All in all, what I am mainly trying to prove is that there is an obvious connection between my aforementioned commonplace, and The Dupont Circle Club. Usually, people tend to think of a connection between two things as that which allows them to support each other, or at least coexist; and from what I have uncovered here, I think that this connection is certainly unusual, but no different. I slightly touched up on this earlier, but the commonplace and the club depend on each other since the commonplace (unfortunately) brings people together at times to partake in certain actions, consequently bringing the same types of people together to support each other in club meetings. It is a network embodied not only D.C., but in nearly every other city in the United States. Furthermore, the subject of whether or not certain substances are acceptable in society is very controversial, especially when discussing substances such as alcohol and marijuana; however, I think that most would agree that substance abuse is not acceptable, and certain substances such as heroin are not acceptable altogether. Therefore, I am shining light on the fact that people who either use unacceptable substances, or any substance in excess (whether it be in the commonplace or not) eventually rely on services such as the club, thus completing the embodied network. Lastly, I would like to say that I hope that you now have an understanding and interest of a rhetorical network that you may have never even thought about or knew existed in the first place. I believe that the, “topos,” in this network can best be described in one word: reliance. Substance abusers find reliance in the collective commonplace, and then often find reliance in a supportive organization like The Dupont Circle Club.

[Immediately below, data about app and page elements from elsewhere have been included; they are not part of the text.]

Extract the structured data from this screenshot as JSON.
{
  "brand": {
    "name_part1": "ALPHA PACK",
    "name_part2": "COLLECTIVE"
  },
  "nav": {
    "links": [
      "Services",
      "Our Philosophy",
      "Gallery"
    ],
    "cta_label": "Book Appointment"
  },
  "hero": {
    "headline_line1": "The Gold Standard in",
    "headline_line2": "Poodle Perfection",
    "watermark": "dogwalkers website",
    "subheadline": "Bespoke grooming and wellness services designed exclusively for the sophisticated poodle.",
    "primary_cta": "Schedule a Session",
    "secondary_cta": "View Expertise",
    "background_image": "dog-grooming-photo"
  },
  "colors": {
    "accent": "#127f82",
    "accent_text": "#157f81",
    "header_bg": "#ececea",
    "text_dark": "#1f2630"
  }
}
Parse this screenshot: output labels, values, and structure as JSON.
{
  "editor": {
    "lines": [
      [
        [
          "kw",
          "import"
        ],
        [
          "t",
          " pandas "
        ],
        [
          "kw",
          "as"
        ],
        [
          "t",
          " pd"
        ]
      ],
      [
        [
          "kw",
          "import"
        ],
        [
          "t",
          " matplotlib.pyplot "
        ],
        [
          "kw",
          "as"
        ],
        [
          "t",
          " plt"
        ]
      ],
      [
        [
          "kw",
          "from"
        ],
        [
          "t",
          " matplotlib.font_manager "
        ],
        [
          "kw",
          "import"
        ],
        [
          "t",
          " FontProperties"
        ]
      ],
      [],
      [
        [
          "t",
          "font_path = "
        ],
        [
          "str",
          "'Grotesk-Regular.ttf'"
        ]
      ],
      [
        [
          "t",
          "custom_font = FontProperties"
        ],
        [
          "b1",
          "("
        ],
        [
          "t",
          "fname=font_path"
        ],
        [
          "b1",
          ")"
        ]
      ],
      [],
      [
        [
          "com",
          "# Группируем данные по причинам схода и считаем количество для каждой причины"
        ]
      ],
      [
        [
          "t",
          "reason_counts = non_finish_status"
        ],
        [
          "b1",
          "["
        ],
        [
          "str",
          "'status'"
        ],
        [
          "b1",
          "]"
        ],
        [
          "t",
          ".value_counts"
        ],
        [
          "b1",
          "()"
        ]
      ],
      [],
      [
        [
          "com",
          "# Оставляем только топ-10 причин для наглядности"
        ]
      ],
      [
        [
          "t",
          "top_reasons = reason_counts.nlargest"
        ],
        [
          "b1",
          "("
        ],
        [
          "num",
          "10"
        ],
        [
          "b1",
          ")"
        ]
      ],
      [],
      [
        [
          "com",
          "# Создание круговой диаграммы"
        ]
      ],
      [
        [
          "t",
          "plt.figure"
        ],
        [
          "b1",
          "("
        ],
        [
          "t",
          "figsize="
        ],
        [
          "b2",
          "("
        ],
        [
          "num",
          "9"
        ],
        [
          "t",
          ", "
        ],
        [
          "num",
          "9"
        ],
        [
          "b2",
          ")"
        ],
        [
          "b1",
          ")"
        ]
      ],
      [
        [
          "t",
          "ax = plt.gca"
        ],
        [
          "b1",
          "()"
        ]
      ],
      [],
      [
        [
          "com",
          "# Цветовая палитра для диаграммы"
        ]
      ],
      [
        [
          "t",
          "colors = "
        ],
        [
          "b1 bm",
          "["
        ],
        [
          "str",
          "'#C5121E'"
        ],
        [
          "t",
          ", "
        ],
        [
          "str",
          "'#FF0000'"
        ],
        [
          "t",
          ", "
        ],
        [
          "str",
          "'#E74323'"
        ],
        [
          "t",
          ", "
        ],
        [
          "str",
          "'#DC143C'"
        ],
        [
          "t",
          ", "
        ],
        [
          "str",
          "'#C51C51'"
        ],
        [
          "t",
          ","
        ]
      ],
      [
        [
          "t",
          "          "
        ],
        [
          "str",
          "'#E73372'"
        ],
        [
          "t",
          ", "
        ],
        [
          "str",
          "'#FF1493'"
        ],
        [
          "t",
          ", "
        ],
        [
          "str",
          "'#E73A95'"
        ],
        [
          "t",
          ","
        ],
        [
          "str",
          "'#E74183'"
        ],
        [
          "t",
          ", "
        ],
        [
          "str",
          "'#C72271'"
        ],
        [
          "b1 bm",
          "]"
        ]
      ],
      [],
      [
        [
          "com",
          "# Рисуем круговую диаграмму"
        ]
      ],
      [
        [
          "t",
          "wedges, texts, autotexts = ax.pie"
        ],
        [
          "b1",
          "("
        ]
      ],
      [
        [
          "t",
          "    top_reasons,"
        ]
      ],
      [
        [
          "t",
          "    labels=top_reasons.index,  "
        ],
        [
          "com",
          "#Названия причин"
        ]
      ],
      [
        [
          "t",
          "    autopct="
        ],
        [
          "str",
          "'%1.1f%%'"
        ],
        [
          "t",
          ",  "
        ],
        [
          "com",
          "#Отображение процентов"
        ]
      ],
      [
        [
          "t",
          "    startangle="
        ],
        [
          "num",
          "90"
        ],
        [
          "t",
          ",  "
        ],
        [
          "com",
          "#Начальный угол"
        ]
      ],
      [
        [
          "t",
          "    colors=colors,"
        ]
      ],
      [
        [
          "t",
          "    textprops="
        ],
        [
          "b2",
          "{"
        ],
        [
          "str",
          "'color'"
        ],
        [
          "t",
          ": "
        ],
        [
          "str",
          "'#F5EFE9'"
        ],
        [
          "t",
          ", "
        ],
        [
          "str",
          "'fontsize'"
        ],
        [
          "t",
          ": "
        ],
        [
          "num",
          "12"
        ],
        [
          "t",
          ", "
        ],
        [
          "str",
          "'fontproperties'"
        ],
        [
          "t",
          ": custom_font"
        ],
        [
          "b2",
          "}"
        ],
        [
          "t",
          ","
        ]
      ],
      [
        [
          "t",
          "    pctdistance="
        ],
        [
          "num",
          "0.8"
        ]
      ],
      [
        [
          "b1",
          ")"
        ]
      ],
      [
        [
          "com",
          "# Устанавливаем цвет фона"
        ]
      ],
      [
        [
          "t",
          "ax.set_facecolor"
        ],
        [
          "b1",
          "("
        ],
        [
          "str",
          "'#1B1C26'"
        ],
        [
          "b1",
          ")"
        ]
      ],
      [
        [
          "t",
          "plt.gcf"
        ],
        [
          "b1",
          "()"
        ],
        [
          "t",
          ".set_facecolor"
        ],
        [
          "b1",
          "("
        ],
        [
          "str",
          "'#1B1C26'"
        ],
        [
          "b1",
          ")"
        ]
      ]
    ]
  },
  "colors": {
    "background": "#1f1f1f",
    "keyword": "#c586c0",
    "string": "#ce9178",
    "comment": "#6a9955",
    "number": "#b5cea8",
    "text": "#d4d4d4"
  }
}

With all that has been said, I would like to end on a more positive note. Although I do believe there is a “dark side,” of Dupont Circle, with countless alleyways hiding things away from most people, there is still hope for a better social space. Similar to how I discussed David Fleming‘s hopefulness for the future in the concluding section of his book, City of Rhetoric, in my reading analysis 5, the future of D.C. seems to be getting brighter. For instance, reporter Dan Reed wrote a great article for Washingtonian, discussing the countless alleyways and hidden pathways in D.C. which are now being restored and transformed into small, walkable markets and places for artistic murals. You can access his article here. It is an article that personally brought some hope to me, and maybe one day another article will be similarly written, but will instead discuss how nearly every single alleyway in D.C. and other major cities in America has been converted into something that betters our society’s social space.
Taking everything into consideration, I would like to conclude with a summarization of few key points that I have previously discussed. The first being that after taking this course, it has made me realize that although at some times you have to, “dig deep,” to understand certain connections, everything in life has a rhetorical purpose in some way, and is therefore a part of a rhetorical network that may be just waiting to be discovered. That being said, it makes me wonder if I am the first person to ever uncover the rhetorical network that I have analyzed throughout this page, and if one day someone may add to it even more than I already have. Moving on, the second point I want to discuss is that my uncovered network, containing The Dupont Circle Club and the collective commonplace and, “topos,” is one that was fashioned based off of my own perspective, and that others may analyze the same way as I did, or different; but that is what makes these things so intriguing, given the fact that the possibilities are endless. Lastly, I would like to say that although much of this project may have focused on negative characteristics of D.C. and America, there will still always be hope for a future of a D.C. and America with better social spaces, and more positive rhetorical networks waiting to be discovered.
Thank you for visiting my website!